App and web page records
■ ■ ■ ■

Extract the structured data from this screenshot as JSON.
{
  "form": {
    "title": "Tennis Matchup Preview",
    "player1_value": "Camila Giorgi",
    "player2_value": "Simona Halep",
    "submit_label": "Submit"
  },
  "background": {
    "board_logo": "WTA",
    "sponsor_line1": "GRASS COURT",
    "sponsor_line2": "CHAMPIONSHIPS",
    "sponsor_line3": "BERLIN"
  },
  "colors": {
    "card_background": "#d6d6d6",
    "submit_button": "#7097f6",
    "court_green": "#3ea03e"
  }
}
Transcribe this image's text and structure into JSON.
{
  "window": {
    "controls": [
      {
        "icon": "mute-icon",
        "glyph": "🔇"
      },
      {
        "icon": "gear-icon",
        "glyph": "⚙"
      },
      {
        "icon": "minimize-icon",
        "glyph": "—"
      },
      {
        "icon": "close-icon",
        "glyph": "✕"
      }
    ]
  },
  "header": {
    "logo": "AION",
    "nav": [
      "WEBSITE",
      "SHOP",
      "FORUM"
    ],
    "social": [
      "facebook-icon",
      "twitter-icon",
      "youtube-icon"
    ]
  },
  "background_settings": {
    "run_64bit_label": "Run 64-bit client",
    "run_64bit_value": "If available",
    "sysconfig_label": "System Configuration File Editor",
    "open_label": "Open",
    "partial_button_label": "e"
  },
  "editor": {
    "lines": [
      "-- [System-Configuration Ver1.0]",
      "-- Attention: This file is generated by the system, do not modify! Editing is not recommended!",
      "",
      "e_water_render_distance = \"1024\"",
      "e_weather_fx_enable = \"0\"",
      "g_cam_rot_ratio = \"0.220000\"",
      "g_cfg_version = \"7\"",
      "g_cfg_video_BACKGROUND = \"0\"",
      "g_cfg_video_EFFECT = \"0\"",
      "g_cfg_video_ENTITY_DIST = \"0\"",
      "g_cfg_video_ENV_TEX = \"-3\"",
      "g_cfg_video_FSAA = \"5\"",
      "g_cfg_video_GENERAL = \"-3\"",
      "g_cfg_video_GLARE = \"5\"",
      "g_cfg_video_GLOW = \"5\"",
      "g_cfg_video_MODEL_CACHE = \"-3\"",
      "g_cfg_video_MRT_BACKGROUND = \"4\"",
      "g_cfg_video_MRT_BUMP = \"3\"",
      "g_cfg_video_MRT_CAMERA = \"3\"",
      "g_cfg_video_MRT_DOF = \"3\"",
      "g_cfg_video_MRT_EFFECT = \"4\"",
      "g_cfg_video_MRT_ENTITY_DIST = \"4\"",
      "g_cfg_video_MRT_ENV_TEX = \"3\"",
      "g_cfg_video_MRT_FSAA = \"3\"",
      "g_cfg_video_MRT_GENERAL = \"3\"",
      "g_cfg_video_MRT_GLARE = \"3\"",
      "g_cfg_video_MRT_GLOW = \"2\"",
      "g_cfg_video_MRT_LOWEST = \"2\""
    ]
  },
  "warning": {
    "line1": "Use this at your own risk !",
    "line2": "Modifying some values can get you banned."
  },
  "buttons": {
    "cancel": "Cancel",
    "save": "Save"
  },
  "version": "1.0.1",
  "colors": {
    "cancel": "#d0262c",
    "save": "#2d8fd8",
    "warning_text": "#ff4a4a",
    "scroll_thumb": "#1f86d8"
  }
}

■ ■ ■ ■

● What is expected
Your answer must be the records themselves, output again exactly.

● Task result
Extract the structured data from this screenshot as JSON.
{
  "form": {
    "title": "Tennis Matchup Preview",
    "player1_value": "Camila Giorgi",
    "player2_value": "Simona Halep",
    "submit_label": "Submit"
  },
  "background": {
    "board_logo": "WTA",
    "sponsor_line1": "GRASS COURT",
    "sponsor_line2": "CHAMPIONSHIPS",
    "sponsor_line3": "BERLIN"
  },
  "colors": {
    "card_background": "#d6d6d6",
    "submit_button": "#7097f6",
    "court_green": "#3ea03e"
  }
}
Transcribe this image's text and structure into JSON.
{
  "window": {
    "controls": [
      {
        "icon": "mute-icon",
        "glyph": "🔇"
      },
      {
        "icon": "gear-icon",
        "glyph": "⚙"
      },
      {
        "icon": "minimize-icon",
        "glyph": "—"
      },
      {
        "icon": "close-icon",
        "glyph": "✕"
      }
    ]
  },
  "header": {
    "logo": "AION",
    "nav": [
      "WEBSITE",
      "SHOP",
      "FORUM"
    ],
    "social": [
      "facebook-icon",
      "twitter-icon",
      "youtube-icon"
    ]
  },
  "background_settings": {
    "run_64bit_label": "Run 64-bit client",
    "run_64bit_value": "If available",
    "sysconfig_label": "System Configuration File Editor",
    "open_label": "Open",
    "partial_button_label": "e"
  },
  "editor": {
    "lines": [
      "-- [System-Configuration Ver1.0]",
      "-- Attention: This file is generated by the system, do not modify! Editing is not recommended!",
      "",
      "e_water_render_distance = \"1024\"",
      "e_weather_fx_enable = \"0\"",
      "g_cam_rot_ratio = \"0.220000\"",
      "g_cfg_version = \"7\"",
      "g_cfg_video_BACKGROUND = \"0\"",
      "g_cfg_video_EFFECT = \"0\"",
      "g_cfg_video_ENTITY_DIST = \"0\"",
      "g_cfg_video_ENV_TEX = \"-3\"",
      "g_cfg_video_FSAA = \"5\"",
      "g_cfg_video_GENERAL = \"-3\"",
      "g_cfg_video_GLARE = \"5\"",
      "g_cfg_video_GLOW = \"5\"",
      "g_cfg_video_MODEL_CACHE = \"-3\"",
      "g_cfg_video_MRT_BACKGROUND = \"4\"",
      "g_cfg_video_MRT_BUMP = \"3\"",
      "g_cfg_video_MRT_CAMERA = \"3\"",
      "g_cfg_video_MRT_DOF = \"3\"",
      "g_cfg_video_MRT_EFFECT = \"4\"",
      "g_cfg_video_MRT_ENTITY_DIST = \"4\"",
      "g_cfg_video_MRT_ENV_TEX = \"3\"",
      "g_cfg_video_MRT_FSAA = \"3\"",
      "g_cfg_video_MRT_GENERAL = \"3\"",
      "g_cfg_video_MRT_GLARE = \"3\"",
      "g_cfg_video_MRT_GLOW = \"2\"",
      "g_cfg_video_MRT_LOWEST = \"2\""
    ]
  },
  "warning": {
    "line1": "Use this at your own risk !",
    "line2": "Modifying some values can get you banned."
  },
  "buttons": {
    "cancel": "Cancel",
    "save": "Save"
  },
  "version": "1.0.1",
  "colors": {
    "cancel": "#d0262c",
    "save": "#2d8fd8",
    "warning_text": "#ff4a4a",
    "scroll_thumb": "#1f86d8"
  }
}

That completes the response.